At first glance, it seemed like the real deal, a concert of Thai music. As we got closer, it instead looked like the world's mightiest karaoke soundsystem, complete with film flashing behind the singers. Only as my friends and I drew towards the crowd though did the onslaught of red flags, banners, and shirts denote something much different: a rally in support of exiled prime minister Thaksin Shinawatra. So as news about the violent rioting in Bangkok and rising death toll rolls out, I am struck by how such a small, inconsequential thing grew since my departure, to the point of death, fire and destruction. I still worry about my friends and the peaceful strangers I encountered at every turn there, yet communicating with fellow travelers who are still there, few could say much about the turmoil.
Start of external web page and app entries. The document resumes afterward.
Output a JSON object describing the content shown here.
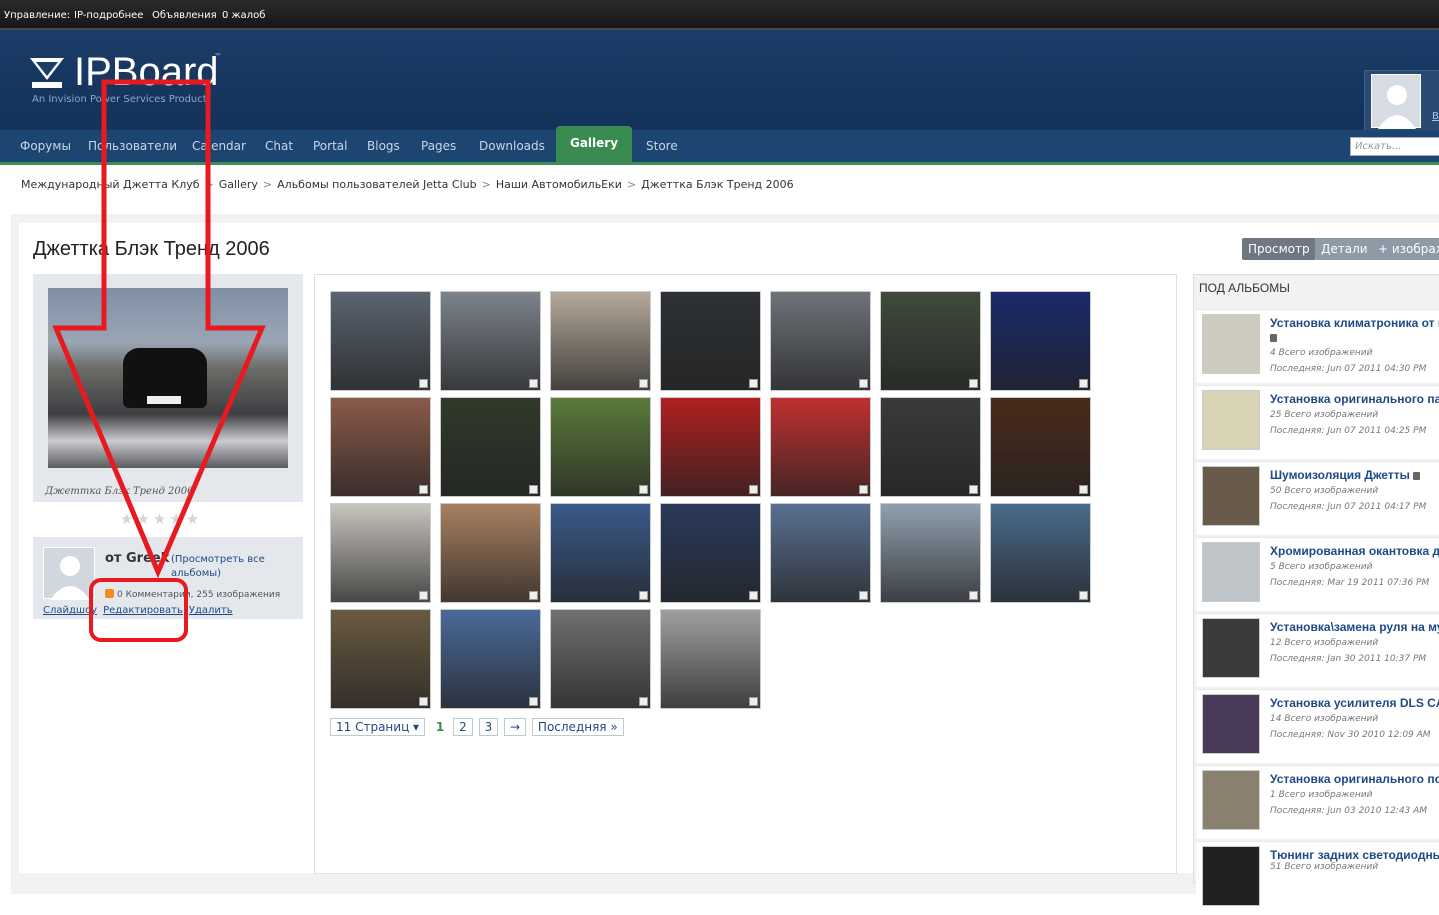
{
  "admin_bar": {
    "items": [
      "Управление:",
      "IP-подробнее",
      "Объявления",
      "0 жалоб"
    ]
  },
  "logo": {
    "name": "IPBoard",
    "tm": "™",
    "tagline": "An Invision Power Services Product"
  },
  "user": {
    "link": "В"
  },
  "nav": {
    "tabs": [
      "Форумы",
      "Пользователи",
      "Calendar",
      "Chat",
      "Portal",
      "Blogs",
      "Pages",
      "Downloads",
      "Gallery",
      "Store"
    ],
    "active": "Gallery",
    "search_placeholder": "Искать..."
  },
  "breadcrumb": [
    "Международный Джетта Клуб",
    "Gallery",
    "Альбомы пользователей Jetta Club",
    "Наши АвтомобильЕки",
    "Джеттка Блэк Тренд 2006"
  ],
  "breadcrumb_sep": ">",
  "album": {
    "title": "Джеттка Блэк Тренд 2006",
    "buttons": [
      "Просмотр",
      "Детали",
      "+ изображ"
    ],
    "cover_caption": "Джеттка Блэк Тренд 2006",
    "stars": "★★★★★"
  },
  "owner": {
    "from": "от Greek",
    "view_all": "(Просмотреть все альбомы)",
    "stats": "0 Комментарии, 255 изображения",
    "links": [
      "Слайдшоу",
      "Редактировать",
      "Удалить"
    ]
  },
  "pager": {
    "pages_label": "11 Страниц ▾",
    "current": "1",
    "pages": [
      "2",
      "3"
    ],
    "next": "→",
    "last": "Последняя »"
  },
  "sidebar": {
    "title": "ПОД АЛЬБОМЫ",
    "items": [
      {
        "title": "Установка климатроника от м",
        "locked": true,
        "count": "4 Всего изображений",
        "last": "Последняя: Jun 07 2011 04:30 PM",
        "color": "#cfcac0"
      },
      {
        "title": "Установка оригинального пар",
        "locked": false,
        "count": "25 Всего изображений",
        "last": "Последняя: Jun 07 2011 04:25 PM",
        "color": "#d9d3b5"
      },
      {
        "title": "Шумоизоляция Джетты",
        "locked": true,
        "count": "50 Всего изображений",
        "last": "Последняя: Jun 07 2011 04:17 PM",
        "color": "#6a5a4a"
      },
      {
        "title": "Хромированная окантовка д",
        "locked": false,
        "count": "5 Всего изображений",
        "last": "Последняя: Mar 19 2011 07:36 PM",
        "color": "#bfc4c8"
      },
      {
        "title": "Установка\\замена руля на му",
        "locked": false,
        "count": "12 Всего изображений",
        "last": "Последняя: Jan 30 2011 10:37 PM",
        "color": "#3a3a3a"
      },
      {
        "title": "Установка усилителя DLS CA",
        "locked": false,
        "count": "14 Всего изображений",
        "last": "Последняя: Nov 30 2010 12:09 AM",
        "color": "#4a3a5a"
      },
      {
        "title": "Установка оригинального под",
        "locked": false,
        "count": "1 Всего изображений",
        "last": "Последняя: Jun 03 2010 12:43 AM",
        "color": "#8a8070"
      },
      {
        "title": "Тюнинг задних светодиодны",
        "locked": false,
        "count": "51 Всего изображений",
        "last": "",
        "color": "#202020"
      }
    ]
  },
  "colors": {
    "header": "#1c3d68",
    "nav": "#1d4572",
    "active_tab": "#3a8b52",
    "annotation": "#e8191f"
  }
}
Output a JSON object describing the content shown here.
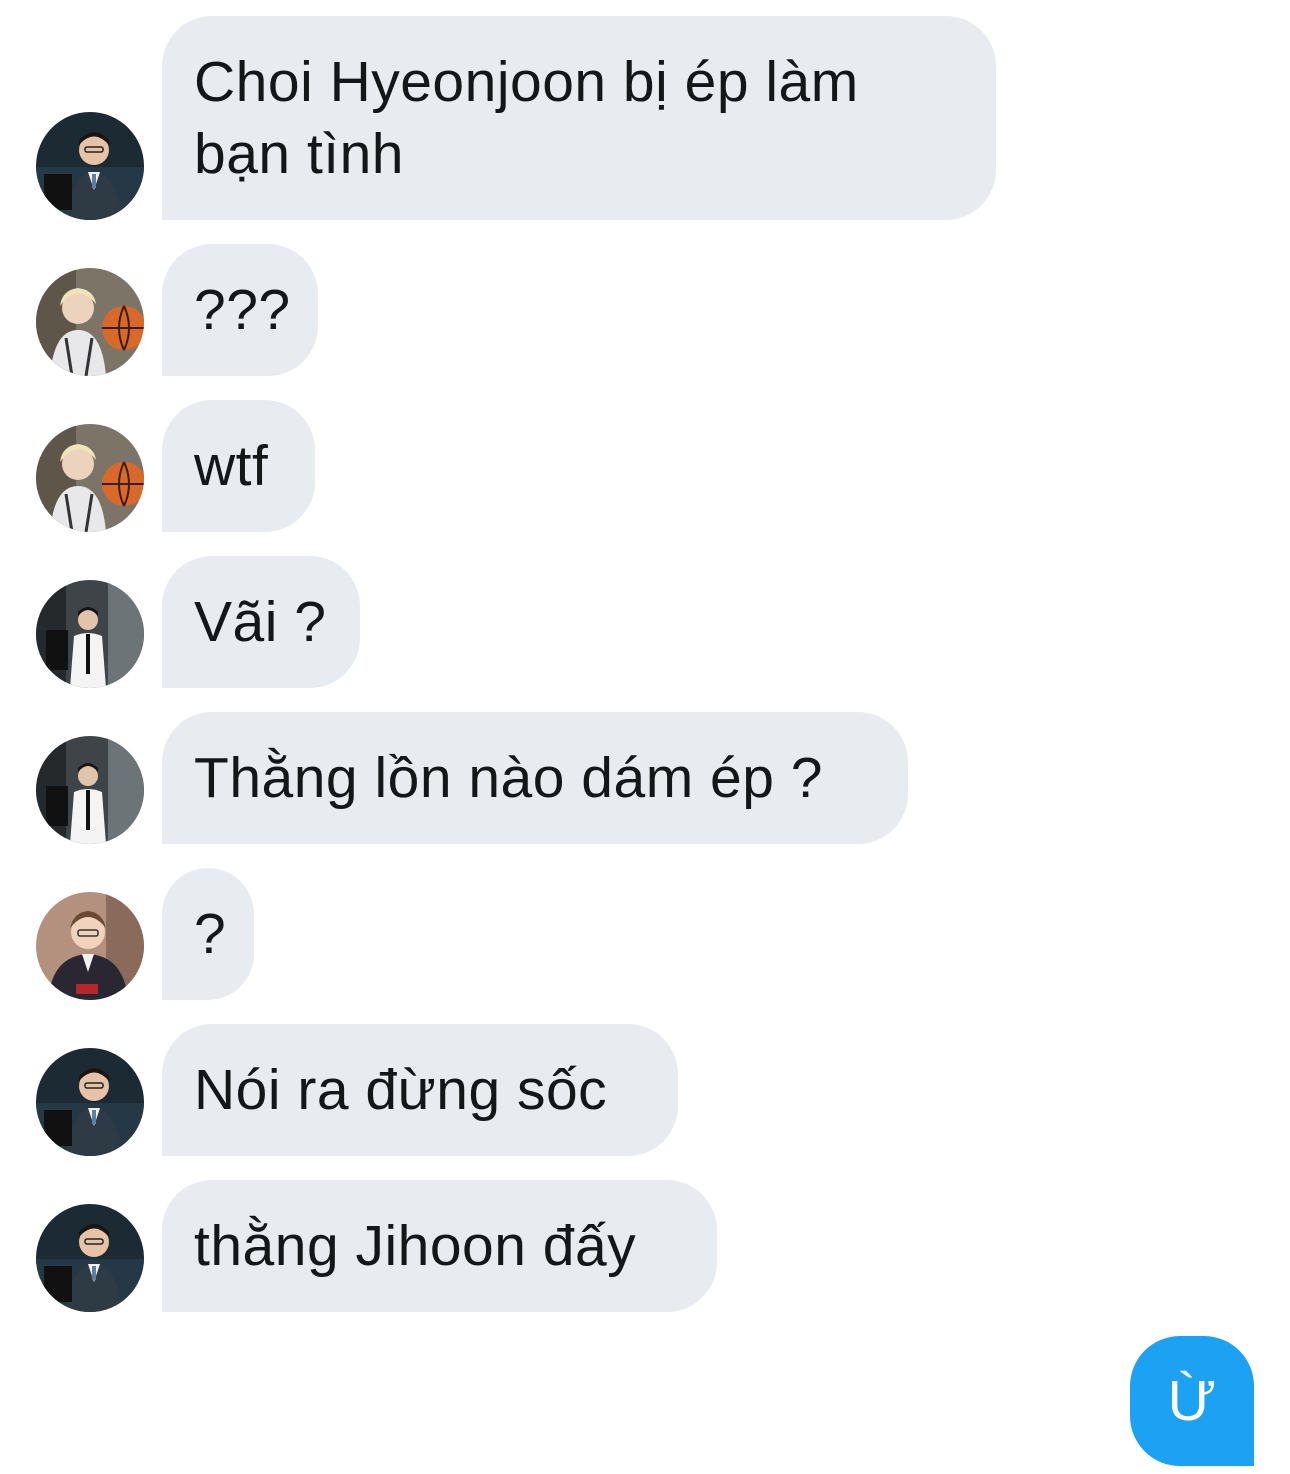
{
  "conversation": {
    "messages": [
      {
        "avatar": "avatar-a",
        "text": "Choi Hyeonjoon bị ép làm\nbạn tình"
      },
      {
        "avatar": "avatar-b",
        "text": "???"
      },
      {
        "avatar": "avatar-b",
        "text": "wtf"
      },
      {
        "avatar": "avatar-c",
        "text": "Vãi ?"
      },
      {
        "avatar": "avatar-c",
        "text": "Thằng lồn nào dám ép ?"
      },
      {
        "avatar": "avatar-d",
        "text": "?"
      },
      {
        "avatar": "avatar-a",
        "text": "Nói ra đừng sốc"
      },
      {
        "avatar": "avatar-a",
        "text": "thằng Jihoon đấy"
      }
    ],
    "outgoing": {
      "text": "Ừ"
    }
  },
  "colors": {
    "incoming_bubble": "#e8ecf0",
    "outgoing_bubble": "#1da1f2",
    "text": "#14171a"
  }
}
Talking with a budding Buddhist the other day and her vision of travel there, I realized that the country remains this slate for westerners to impart their own vision upon. Even a Times piece unpacks the notion of democracy in part of that world, how Thailand has to be an example of such governance. Our insistence on it being such a beacon pressurizes the strife. There were many places I stayed where it seemed the town had been overrun by expats simply seeking a space without an identity that they could practice their spirituality or dietary concerns in, rarely venturing into the Thai society around them. So even as such atrocities rage on, a piece about how tourists in Phuket remain oblivious to the violence isn't all that shocking either. And yet I still think of returning there, of finishing myriad short stories begun there about the search for spirituality within that country's folds, and how outsiders continue to think that peace and serenity resides there (or the young women to make into passive wives). Who there can hear the gunshots?

Monday, June 07, 2010

My interview with Black Dice's Bjorn Copeland appears in this month's edition of Theme Magazine, which was curated by Hisham Bharoocha.

Sunday, June 06, 2010

Sunday Beta

Damn. Not even a week after my feature on the Sunday Best party, which kicked off along the Gowanus Canal over the Memorial Day weekend (peep the "Where's Beta?" party pic from their site), it was announced that the landowner was no longer honoring the lease and shuttered the party one week into their third season. Truly devastating news, as that three-block jaunt from my house to dancefloor bliss had become one of my favorite summertime activities.